Tips To Help Grow Your Child’s Speech

Learning to talk is a gradual process that takes many building blocks to accomplish. When your sweet baby begins to coo, you’ll be amazed at how quickly they begin to understand and try to use language. Dating back to the beginning of time, humans have sought out ways to communicate with one another. As your baby begins the natural process of speech development, there are many fun ways you can help foster healthy vocabulary development.

Read Aloud

Research shows that the sooner you begin to read to your child the better. Some mamas even begin reading to their babies in the womb. You’ll want to make sure to read books at your child’s appropriate reading level so that they stay interested and engaged. Start by reading baby board books and picture books. Then graduate to higher levels of reading as your child grows. You can also participate in library programs that encourage children to read and develop language.

Narrate Your Day

Even when your child is an infant, you can begin to speak to them about the daily activities that you’re experiencing. Say things like, “We’re going to change your diaper now,” and “Good morning, it’s time to get our day started.” Speaking in complete sentences helps them build their vocabulary and narrating the day’s activities helps them begin to learn their daily schedules as they explore the world around them.

Put Your Records On

Music plays a vital role in language development. Catchy rhymes and lyrics help a child practice memorization, repetition and the proper pronunciation of new words. Classical music has been shown to activate the cognitive areas of the brain and increase serotonin, the mood booster. A great way to increase language development and social development is to participate in a music class that is catered for social, cognitive and speech development. They’re a lot of fun, a great way to bond and will help your child’s language skills grow exponentially.

Expand Upon Your Child’s Thoughts

As your little one begins to communicate, they’ll pronounce words in different ways, usually by leaving off part of the word, like “ma” for “mommy” or “ba” for “ball.” When they do this, go ahead and say, “Yes, I am your mommy and I love you” or “Yes, that’s a ball. Do you want to play with it?” Expanding the language helps children learn to fill in the gaps for what they’re missing. Do it long enough and watch how it will suddenly change, to “mommy” and “ball.” It’s incredible!

Use Technology As A Tool

After the age of 2, when your child is better able to process the world around them, educational television and apps can help to build upon the blocks of language that you already have set in place. Choose apps that help your child rhyme and begin to understand the ABCs and their importance in the development of language and words.

Pretend Play
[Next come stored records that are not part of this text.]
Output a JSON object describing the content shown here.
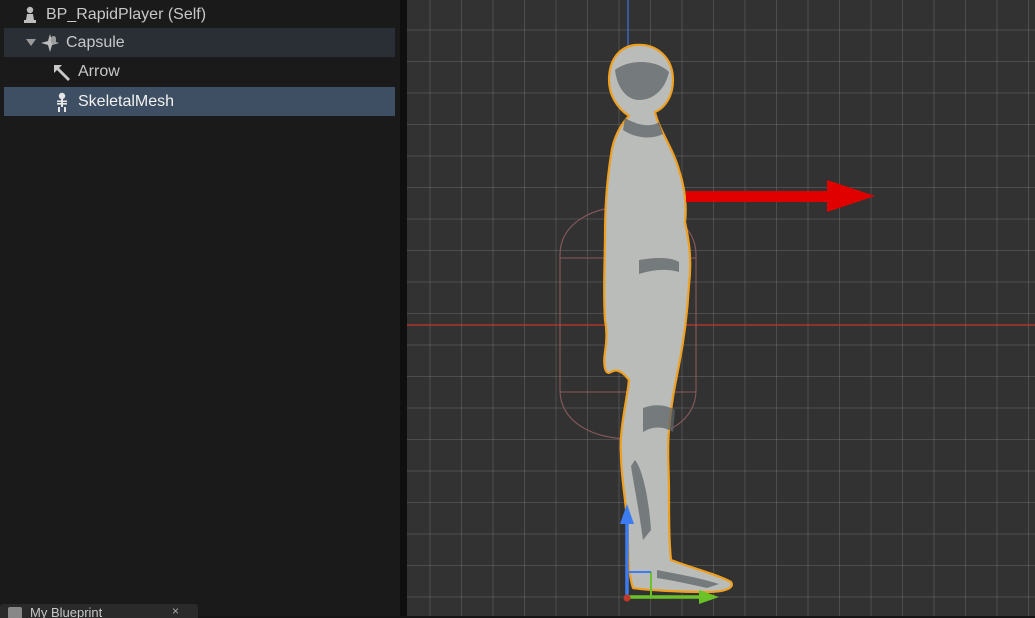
{
  "component_tree": {
    "items": [
      {
        "label": "BP_RapidPlayer (Self)",
        "icon": "pawn-icon"
      },
      {
        "label": "Capsule",
        "icon": "capsule-icon",
        "expanded": true
      },
      {
        "label": "Arrow",
        "icon": "arrow-component-icon"
      },
      {
        "label": "SkeletalMesh",
        "icon": "skeleton-icon",
        "selected": true
      }
    ]
  },
  "bottom_tab": {
    "label": "My Blueprint",
    "close": "×"
  },
  "viewport": {
    "colors": {
      "background": "#323232",
      "x_axis": "#c0392b",
      "z_axis": "#3a6fd8",
      "forward_arrow": "#e00000",
      "selection_outline": "#f0a020",
      "gizmo_green": "#6ac228",
      "gizmo_blue": "#3d7cf0"
    }
  }
}
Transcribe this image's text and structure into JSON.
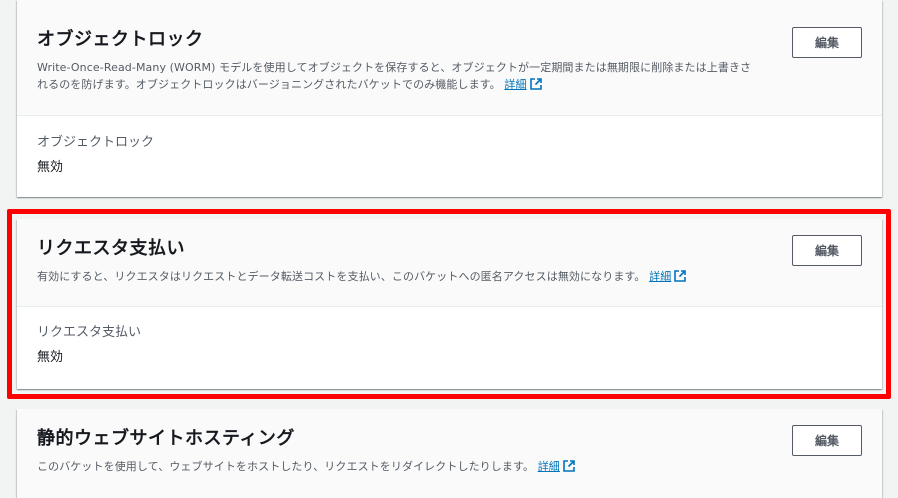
{
  "panels": [
    {
      "title": "オブジェクトロック",
      "desc": "Write-Once-Read-Many (WORM) モデルを使用してオブジェクトを保存すると、オブジェクトが一定期間または無期限に削除または上書きされるのを防げます。オブジェクトロックはバージョニングされたバケットでのみ機能します。",
      "link_label": "詳細",
      "edit_label": "編集",
      "field_label": "オブジェクトロック",
      "field_value": "無効"
    },
    {
      "title": "リクエスタ支払い",
      "desc": "有効にすると、リクエスタはリクエストとデータ転送コストを支払い、このバケットへの匿名アクセスは無効になります。",
      "link_label": "詳細",
      "edit_label": "編集",
      "field_label": "リクエスタ支払い",
      "field_value": "無効"
    },
    {
      "title": "静的ウェブサイトホスティング",
      "desc": "このバケットを使用して、ウェブサイトをホストしたり、リクエストをリダイレクトしたりします。",
      "link_label": "詳細",
      "edit_label": "編集"
    }
  ],
  "colors": {
    "link": "#0073bb",
    "highlight": "#ff0000",
    "background": "#f2f3f3"
  },
  "icons": {
    "external_link": "external-link-icon"
  }
}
Storytelling is a wonderful way for a child to practice their language development in a fun and safe environment. It’s how your child learns to handle the world around him. Make sure to give him lots of developmental toys, games and costumes. Then, go the next step by dressing up with him and telling him stories. If you’re not the creative type, look to the old fairytales to help inspire your stories. Then, flip the idea and have your child tell you a story.

Be An Advocate

You are your child’s first teacher. It’s up to you to be on the lookout for proper language development and help encourage your child as they learn to grasp the concept of language. Don’t ever be harsh with your child if they are having difficulty expressing themselves through words. It will take some time for them to grasp the ability to speak clearly. The best thing you can do is model the correct pronunciation of words and how they relate to sentences and everyday life.

What to do if you suspect a speech delay

If your child has reached the age of 6 months and isn’t making eye contact or any cooing sounds, you’ll want to make sure to talk to your child’s pediatrician. If your child is between the ages of 15 months and 2 years and hasn’t yet began to create any words at all, reach out to your pediatrician for advice. If your child has a speech delay, whether due to an oral issue with the mouth or another issue, make sure to seek out help sooner rather than later. Catching a problem early can help stop certain issues in their tracks, helping your child to outgrow them sooner. If you suspect your child is having trouble communicating, you’ll likely see a speech therapist who can treat speech disorders in children as young as infants. If you think your child’s speech problem is the result of a hearing issue, you’ll be referred to an audiologist, who can help

It’s so much fun when your baby begins to use language in their own creative way. Remember to be the sounding board that they need as they take chances to learn about the world around them. Before you know it, it’ll be hard to get a word in edge-wise.